options(pkgType = “source”)

in each user’s .Rprofile.

Source Control Of Packages

The source for the packages themselves are kept in Git repositories. We have multiple repositories containing R packages, with each repository containing packages that support a set of related use cases, such as research or business analytics. We also have a repository that holds the source code for all of the third-party packages we use. This allows us to document which packages we depend on and to explicitly approve the use of new third-party packages by code reviewing the addition of the packages to the third-party repository. Although packages are contained in multiple repositories, once the packages are deployed to WF-CRAN, they can all be installed and loaded using the built-in R functions such as install.packages and library.

With this setup, the workflow for adding or modifying a package in WF-CRAN is:

  1. Create a branch in the Git repo containing the package
  2. Have the change code reviewed
  3. Merge to master and run mvn deploy

WF-Checkpoint

One of the main motivations for WF-CRAN was enabling verifiably reproducible research and analysis. The versioned repository structure of WF-CRAN enables this by allowing us to explicitly specify the version of the repository used in a script. We do this using an approach similar to that of Revolution Analytics’ Reproducible R Toolkit and checkpoint package. Revolution Analytics’ approach involves taking a daily snapshot of CRAN and making these snapshots available through their checkpoint-server. In a script, the checkpoint function is used to specify which daily snapshot of CRAN to use.

library(checkpoint)
checkpoint(“2015-01-01”)

The checkpoint package then analyzes the script to find all of the package dependencies and installs these to a local directory using the versions from the specified snapshot date. The script is then run using these packages.

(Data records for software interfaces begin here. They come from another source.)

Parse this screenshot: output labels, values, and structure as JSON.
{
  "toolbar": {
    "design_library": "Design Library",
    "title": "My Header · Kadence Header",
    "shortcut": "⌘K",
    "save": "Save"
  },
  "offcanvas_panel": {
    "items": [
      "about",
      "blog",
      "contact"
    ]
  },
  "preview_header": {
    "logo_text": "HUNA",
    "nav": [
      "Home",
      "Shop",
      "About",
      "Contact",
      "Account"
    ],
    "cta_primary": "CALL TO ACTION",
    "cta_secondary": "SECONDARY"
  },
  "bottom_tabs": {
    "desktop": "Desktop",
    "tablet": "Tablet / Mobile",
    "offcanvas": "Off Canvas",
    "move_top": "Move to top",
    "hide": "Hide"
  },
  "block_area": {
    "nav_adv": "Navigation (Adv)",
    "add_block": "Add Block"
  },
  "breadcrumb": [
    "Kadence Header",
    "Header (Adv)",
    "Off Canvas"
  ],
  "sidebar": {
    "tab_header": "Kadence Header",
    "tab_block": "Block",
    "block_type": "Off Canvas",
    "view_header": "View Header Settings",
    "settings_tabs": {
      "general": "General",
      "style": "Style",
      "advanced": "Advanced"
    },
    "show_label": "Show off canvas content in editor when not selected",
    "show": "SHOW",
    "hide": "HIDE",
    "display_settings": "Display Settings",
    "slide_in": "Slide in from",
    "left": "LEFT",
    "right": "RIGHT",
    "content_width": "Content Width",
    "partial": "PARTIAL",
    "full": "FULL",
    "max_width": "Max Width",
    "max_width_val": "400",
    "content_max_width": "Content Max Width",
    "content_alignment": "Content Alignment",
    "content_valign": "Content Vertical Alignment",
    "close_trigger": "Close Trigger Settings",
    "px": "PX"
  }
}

At Wealthfront, we developed a similar package, WFCheckpoint, that takes a version number rather than a snapshot date as an argument and uses the packages for the specified repository version to run the script. For example, to run a script using packages from version 1.81 of WF-CRAN, the following can be added to the top of the script:

library(WFCheckpoint)
checkpoint(“1.81”)

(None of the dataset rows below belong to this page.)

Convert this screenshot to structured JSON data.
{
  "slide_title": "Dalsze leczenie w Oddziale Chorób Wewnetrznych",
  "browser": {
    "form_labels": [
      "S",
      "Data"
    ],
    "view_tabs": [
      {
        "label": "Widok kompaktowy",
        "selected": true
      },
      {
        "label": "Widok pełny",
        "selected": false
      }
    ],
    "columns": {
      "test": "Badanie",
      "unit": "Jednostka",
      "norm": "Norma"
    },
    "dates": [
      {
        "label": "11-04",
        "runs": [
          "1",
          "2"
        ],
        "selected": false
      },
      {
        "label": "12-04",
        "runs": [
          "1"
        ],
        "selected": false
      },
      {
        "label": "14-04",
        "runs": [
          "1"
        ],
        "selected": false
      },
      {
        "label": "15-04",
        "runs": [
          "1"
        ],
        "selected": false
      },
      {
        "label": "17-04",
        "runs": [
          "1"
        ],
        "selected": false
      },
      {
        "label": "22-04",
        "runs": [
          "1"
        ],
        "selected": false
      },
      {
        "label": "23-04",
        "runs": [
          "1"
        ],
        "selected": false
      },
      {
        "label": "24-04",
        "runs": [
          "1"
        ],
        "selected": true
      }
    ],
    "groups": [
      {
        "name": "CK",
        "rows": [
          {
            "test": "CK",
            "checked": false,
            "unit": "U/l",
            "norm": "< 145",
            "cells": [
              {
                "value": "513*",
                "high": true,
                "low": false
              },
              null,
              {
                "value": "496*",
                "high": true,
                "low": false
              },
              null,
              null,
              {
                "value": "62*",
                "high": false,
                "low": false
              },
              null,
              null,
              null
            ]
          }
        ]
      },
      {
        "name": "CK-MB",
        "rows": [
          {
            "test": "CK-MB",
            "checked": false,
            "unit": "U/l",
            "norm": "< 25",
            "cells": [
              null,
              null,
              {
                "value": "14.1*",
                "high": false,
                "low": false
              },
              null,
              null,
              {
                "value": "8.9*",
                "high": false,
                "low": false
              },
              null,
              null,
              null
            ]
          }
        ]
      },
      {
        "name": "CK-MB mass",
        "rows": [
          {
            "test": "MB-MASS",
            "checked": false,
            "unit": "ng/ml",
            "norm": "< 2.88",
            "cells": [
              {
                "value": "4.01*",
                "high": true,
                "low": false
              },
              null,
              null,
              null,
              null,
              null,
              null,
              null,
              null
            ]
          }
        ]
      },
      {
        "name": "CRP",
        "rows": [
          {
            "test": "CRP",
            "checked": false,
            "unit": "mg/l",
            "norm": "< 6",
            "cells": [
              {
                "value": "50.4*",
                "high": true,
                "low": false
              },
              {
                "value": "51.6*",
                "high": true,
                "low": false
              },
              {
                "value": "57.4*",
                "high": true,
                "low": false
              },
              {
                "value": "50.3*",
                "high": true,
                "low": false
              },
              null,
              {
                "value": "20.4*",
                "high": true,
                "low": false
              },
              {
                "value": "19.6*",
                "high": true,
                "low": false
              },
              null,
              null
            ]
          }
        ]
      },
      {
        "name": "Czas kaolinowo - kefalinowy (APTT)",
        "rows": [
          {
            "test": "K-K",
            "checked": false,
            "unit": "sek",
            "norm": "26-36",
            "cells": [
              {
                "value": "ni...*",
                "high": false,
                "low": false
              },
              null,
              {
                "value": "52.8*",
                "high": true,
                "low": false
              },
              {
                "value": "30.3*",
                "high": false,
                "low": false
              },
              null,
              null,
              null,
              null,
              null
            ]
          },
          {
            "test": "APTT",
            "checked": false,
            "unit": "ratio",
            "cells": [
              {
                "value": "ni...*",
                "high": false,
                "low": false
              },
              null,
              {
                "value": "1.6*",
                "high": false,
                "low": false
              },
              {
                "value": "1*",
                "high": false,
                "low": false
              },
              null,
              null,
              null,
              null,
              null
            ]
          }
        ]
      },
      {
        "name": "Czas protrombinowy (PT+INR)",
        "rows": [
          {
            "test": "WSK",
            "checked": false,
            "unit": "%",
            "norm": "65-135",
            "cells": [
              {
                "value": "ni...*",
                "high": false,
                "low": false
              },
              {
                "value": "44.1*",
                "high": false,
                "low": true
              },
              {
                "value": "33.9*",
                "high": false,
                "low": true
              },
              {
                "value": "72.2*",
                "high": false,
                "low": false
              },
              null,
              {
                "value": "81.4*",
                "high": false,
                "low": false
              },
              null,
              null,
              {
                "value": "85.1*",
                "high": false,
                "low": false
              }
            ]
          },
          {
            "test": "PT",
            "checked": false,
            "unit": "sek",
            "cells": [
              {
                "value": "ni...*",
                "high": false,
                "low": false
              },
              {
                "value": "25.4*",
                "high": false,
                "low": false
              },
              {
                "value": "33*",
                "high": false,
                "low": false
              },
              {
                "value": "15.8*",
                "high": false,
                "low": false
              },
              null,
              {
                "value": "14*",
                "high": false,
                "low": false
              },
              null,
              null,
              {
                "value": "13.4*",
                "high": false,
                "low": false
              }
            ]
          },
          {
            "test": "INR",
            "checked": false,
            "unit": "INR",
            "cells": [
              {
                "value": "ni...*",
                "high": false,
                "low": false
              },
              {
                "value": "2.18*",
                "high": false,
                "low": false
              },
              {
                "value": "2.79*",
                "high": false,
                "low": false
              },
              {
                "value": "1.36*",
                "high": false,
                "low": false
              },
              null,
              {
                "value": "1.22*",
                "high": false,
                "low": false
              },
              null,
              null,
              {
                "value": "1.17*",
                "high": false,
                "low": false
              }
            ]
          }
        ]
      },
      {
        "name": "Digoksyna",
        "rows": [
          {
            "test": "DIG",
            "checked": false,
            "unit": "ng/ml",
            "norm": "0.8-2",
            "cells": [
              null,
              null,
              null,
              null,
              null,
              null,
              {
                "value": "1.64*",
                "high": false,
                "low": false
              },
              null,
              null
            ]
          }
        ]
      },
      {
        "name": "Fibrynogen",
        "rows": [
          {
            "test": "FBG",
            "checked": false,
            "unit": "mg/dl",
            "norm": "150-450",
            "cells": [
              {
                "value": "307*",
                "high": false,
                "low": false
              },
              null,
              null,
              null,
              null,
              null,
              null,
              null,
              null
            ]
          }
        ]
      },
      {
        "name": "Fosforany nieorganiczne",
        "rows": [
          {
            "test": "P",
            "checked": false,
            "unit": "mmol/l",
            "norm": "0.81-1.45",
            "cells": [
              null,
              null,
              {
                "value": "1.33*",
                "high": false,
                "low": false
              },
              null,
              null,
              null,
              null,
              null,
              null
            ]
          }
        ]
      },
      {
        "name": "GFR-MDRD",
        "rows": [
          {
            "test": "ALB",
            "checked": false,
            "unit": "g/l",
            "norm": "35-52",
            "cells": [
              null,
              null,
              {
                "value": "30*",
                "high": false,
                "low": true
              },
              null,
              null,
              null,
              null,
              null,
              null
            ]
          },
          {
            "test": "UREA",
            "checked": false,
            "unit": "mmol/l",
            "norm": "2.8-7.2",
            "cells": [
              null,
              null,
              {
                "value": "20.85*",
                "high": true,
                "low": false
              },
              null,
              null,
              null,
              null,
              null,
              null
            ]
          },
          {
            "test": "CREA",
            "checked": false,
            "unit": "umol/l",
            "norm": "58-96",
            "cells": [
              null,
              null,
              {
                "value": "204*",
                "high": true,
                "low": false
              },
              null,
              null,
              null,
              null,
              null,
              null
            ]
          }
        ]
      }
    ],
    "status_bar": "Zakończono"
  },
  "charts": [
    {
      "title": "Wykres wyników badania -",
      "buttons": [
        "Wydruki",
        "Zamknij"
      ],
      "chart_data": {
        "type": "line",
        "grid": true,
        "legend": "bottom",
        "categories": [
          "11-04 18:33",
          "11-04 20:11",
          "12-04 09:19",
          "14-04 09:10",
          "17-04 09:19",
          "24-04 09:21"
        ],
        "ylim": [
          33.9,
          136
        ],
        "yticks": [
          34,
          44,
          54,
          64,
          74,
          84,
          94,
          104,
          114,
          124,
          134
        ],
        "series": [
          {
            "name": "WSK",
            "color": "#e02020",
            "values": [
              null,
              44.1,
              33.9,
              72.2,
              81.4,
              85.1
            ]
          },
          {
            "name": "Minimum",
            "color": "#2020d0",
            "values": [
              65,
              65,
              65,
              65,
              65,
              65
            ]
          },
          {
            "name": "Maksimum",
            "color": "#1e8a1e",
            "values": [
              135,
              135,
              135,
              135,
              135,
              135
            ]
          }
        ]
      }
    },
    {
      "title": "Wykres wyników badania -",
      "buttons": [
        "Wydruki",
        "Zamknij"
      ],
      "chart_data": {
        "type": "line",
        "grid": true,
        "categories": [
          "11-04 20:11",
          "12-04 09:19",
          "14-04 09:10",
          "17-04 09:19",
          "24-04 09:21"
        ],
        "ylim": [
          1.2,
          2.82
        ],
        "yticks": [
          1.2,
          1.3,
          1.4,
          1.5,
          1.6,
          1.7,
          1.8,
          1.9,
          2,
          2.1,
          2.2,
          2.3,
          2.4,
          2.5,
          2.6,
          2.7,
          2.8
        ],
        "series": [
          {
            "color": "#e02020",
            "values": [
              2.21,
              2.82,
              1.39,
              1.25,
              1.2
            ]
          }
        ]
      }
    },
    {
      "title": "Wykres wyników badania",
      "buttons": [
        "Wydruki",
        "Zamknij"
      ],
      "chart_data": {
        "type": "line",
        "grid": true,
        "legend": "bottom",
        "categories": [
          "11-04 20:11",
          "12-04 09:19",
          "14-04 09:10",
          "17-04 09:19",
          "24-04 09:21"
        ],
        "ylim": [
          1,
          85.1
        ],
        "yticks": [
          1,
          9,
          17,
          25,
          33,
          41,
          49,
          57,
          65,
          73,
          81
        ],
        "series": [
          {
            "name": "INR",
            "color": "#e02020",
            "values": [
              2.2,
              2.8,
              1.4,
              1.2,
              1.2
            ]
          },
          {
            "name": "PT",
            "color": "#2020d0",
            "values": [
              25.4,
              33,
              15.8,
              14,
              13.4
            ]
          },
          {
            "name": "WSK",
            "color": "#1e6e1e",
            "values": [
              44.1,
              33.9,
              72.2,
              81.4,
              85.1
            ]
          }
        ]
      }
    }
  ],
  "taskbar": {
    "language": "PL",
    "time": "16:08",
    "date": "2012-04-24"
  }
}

The WFCheckpoint package, together with WF-CRAN, thus allows us to easily reproduce the results of any research or analysis.

How This Has Helped Us

As a data-driven and research-intensive company, our culture and success is built on producing high quality and reproducible research and analysis. WF-CRAN and WFCheckpoint have allowed us to bring our rigorous engineering practices to R, enabling more scalable backtests, sophisticated and interactive dashboards, and more unified development environment for research.

At Wealthfront, we strive to constantly improve the investment products and services we provide to our clients and WF-CRAN and WFCheckpoint are just a few examples of the tools we have developed at Wealthfront that enable us to do so.